October Book of the Month

Cao Chong Weighs an Elephant by Songju Ma Daemicke

Big picture

About the Book

This is the true story of a boy, Cao Chong, who lived in China more than 1,000 years ago! Cao's father, the emperor, was given an elephant as a gift. They had never seen a creature like the huge elephant and wondered how much it weighed. All the advisors in the country were challenged to find an answer to this question and they tried and tried with no success. Cao Chong had an idea! He used the principles of sinking and floating and some creative thinking to come up with a solution. Watch the video to see how he did it.
Why do ships float?

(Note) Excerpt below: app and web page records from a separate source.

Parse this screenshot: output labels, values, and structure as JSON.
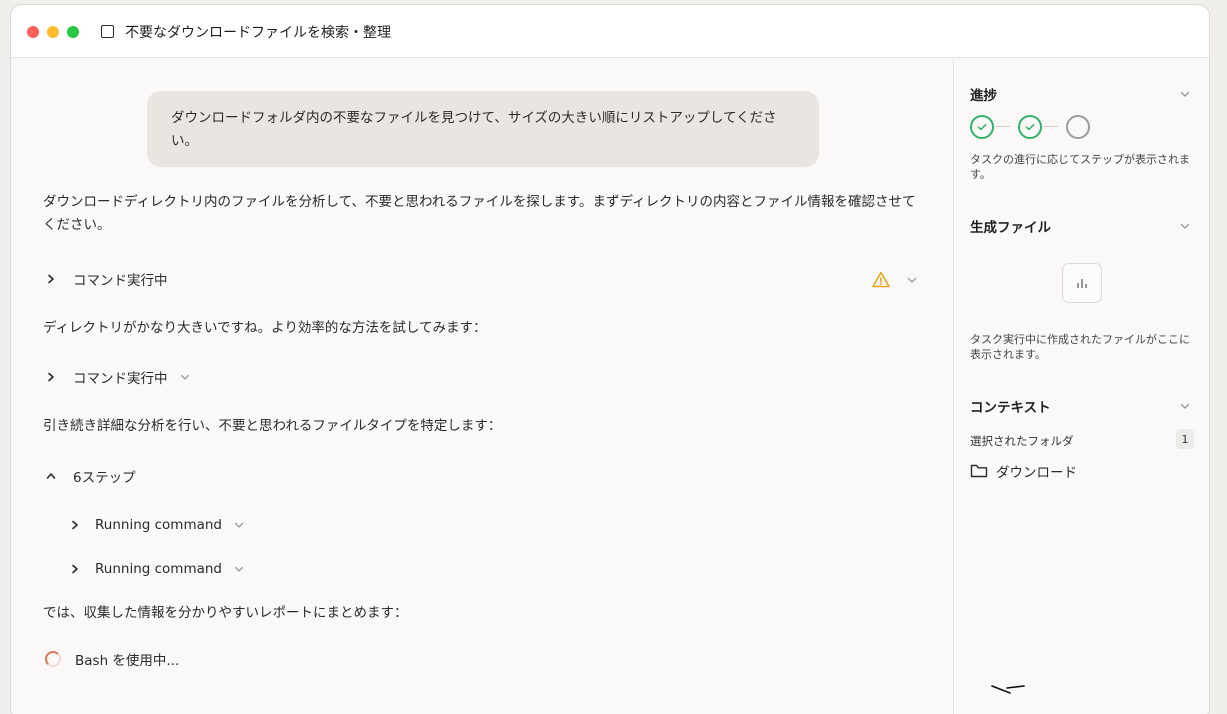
{
  "window": {
    "title": "不要なダウンロードファイルを検索・整理"
  },
  "chat": {
    "user_message": "ダウンロードフォルダ内の不要なファイルを見つけて、サイズの大きい順にリストアップしてください。",
    "assistant_intro": "ダウンロードディレクトリ内のファイルを分析して、不要と思われるファイルを探します。まずディレクトリの内容とファイル情報を確認させてください。",
    "command1_label": "コマンド実行中",
    "assistant_msg2": "ディレクトリがかなり大きいですね。より効率的な方法を試してみます：",
    "command2_label": "コマンド実行中",
    "assistant_msg3": "引き続き詳細な分析を行い、不要と思われるファイルタイプを特定します：",
    "steps_label": "6ステップ",
    "substeps": [
      {
        "label": "Running command"
      },
      {
        "label": "Running command"
      }
    ],
    "assistant_msg4": "では、収集した情報を分かりやすいレポートにまとめます：",
    "status": "Bash を使用中..."
  },
  "sidebar": {
    "progress": {
      "title": "進捗",
      "description": "タスクの進行に応じてステップが表示されます。",
      "steps": [
        "done",
        "done",
        "pending"
      ]
    },
    "files": {
      "title": "生成ファイル",
      "description": "タスク実行中に作成されたファイルがここに表示されます。"
    },
    "context": {
      "title": "コンテキスト",
      "selected_label": "選択されたフォルダ",
      "selected_count": "1",
      "folder_name": "ダウンロード"
    }
  },
  "colors": {
    "accent": "#d97757",
    "success": "#2fb36a",
    "warning": "#e8a317"
  }
}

Students will listen to the book in their classrooms

The Challenge

Students should try the challenge at home!

Part 1--Experiment

You will need:

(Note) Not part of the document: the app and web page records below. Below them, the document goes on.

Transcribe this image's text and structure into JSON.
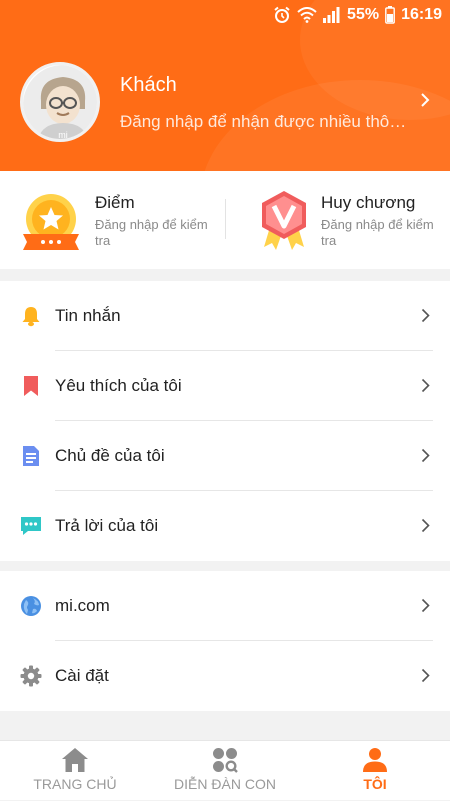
{
  "status_bar": {
    "battery": "55%",
    "time": "16:19"
  },
  "profile": {
    "name": "Khách",
    "hint": "Đăng nhập để nhận được nhiều thông tin hơn",
    "avatar_text": "mi"
  },
  "cards": {
    "points": {
      "title": "Điểm",
      "subtitle": "Đăng nhập để kiểm tra"
    },
    "medals": {
      "title": "Huy chương",
      "subtitle": "Đăng nhập để kiểm tra"
    }
  },
  "menu": {
    "messages": "Tin nhắn",
    "favorites": "Yêu thích của tôi",
    "topics": "Chủ đề của tôi",
    "replies": "Trả lời của tôi",
    "mi_com": "mi.com",
    "settings": "Cài đặt"
  },
  "tabs": {
    "home": "TRANG CHỦ",
    "forums": "DIỄN ĐÀN CON",
    "me": "TÔI"
  },
  "colors": {
    "accent": "#ff6c16",
    "bell": "#ffb31f",
    "bookmark": "#f05c5c",
    "document": "#6b8ef0",
    "chat": "#2fc7c7",
    "globe": "#4a90e2",
    "gear": "#8c8c8c"
  }
}
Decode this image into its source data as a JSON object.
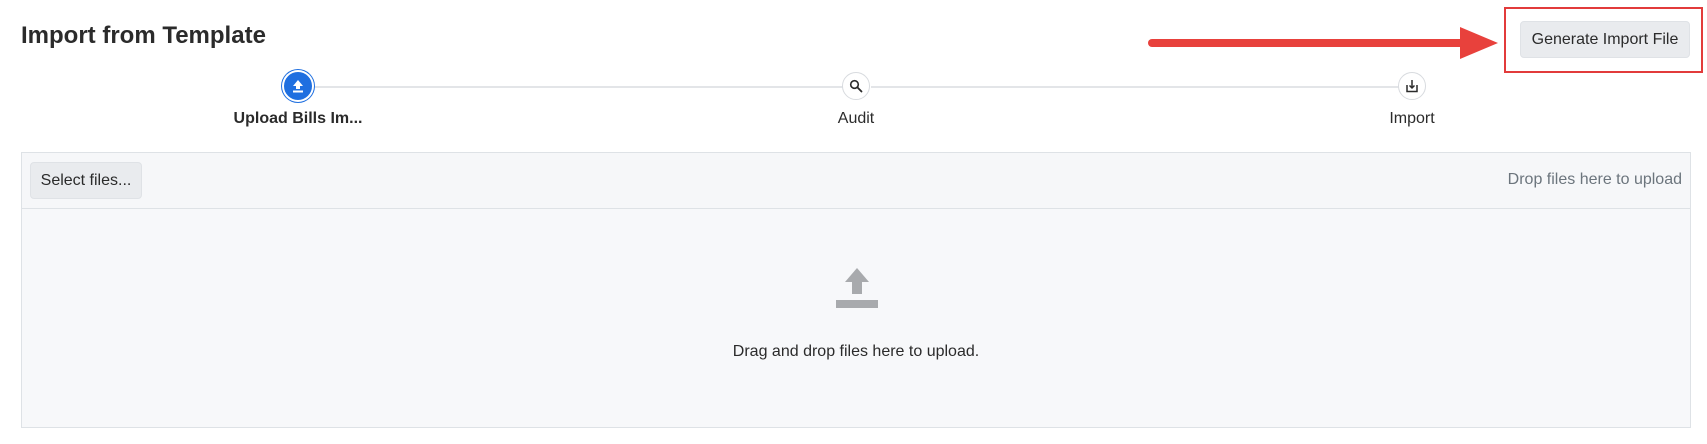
{
  "header": {
    "title": "Import from Template",
    "generate_button_label": "Generate Import File"
  },
  "annotation": {
    "arrow_color": "#e8413c",
    "highlight_color": "#e23b3b"
  },
  "stepper": {
    "steps": [
      {
        "label": "Upload Bills Im...",
        "icon": "upload-icon",
        "active": true
      },
      {
        "label": "Audit",
        "icon": "magnifier-icon",
        "active": false
      },
      {
        "label": "Import",
        "icon": "import-icon",
        "active": false
      }
    ],
    "active_color": "#1f6fe0"
  },
  "upload": {
    "select_files_label": "Select files...",
    "drop_hint": "Drop files here to upload",
    "drop_message": "Drag and drop files here to upload.",
    "icon": "upload-arrow-icon"
  }
}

  • a cup
  • warm water
  • an egg
  • salt
  • a spoon


Big picture
  1. Fill the cup halfway with warm water. Place the egg in the cup. Does the egg sink or float?
  2. Carefully take the egg out. Add a spoonful of salt to the cup and stir until the salt dissolves. Put the egg back in gently. Does the egg sink or float? Has anything changed?
  3. Carefully take the egg out again. Add another spoonful of salt and stir until it dissolves. Put the egg back in. Does anything change as you add more salt?
  4. What is the difference between fresh water (water with no salt) and salt water? How does that difference affect whether the egg sinks or floats (the buoyancy of the egg)?

Part 2--Try Going Beyond the Egg!

1. After listening to how Cao Chong weighed the elephant and conducting the experiment, what do you wonder about?

2. Write down some I wonder questions. Think about using different objects, different liquids, or how you might weigh an object too large for your scale.

3. Be the scientist! Design and conduct an experiment to answer your favorite I Wonder question.

4. Show what you learned! Here are a few ideas:


  • Record a science TV show on your ipad or chromebook with props and take your audience through the experiment and the results of what you learned
  • Write and illustrate a book showing the experiment and the results of what you learned
  • Use any app you want that will show the progress of your experiment like a comic strip app, stop motion, or seesaw.

Turn in your product to Mrs. Wagner by Friday, October 18 so they can be displayed in the Learning Commons. If you have a digital product, bring your device to the library and Mrs. Wagner will help you share it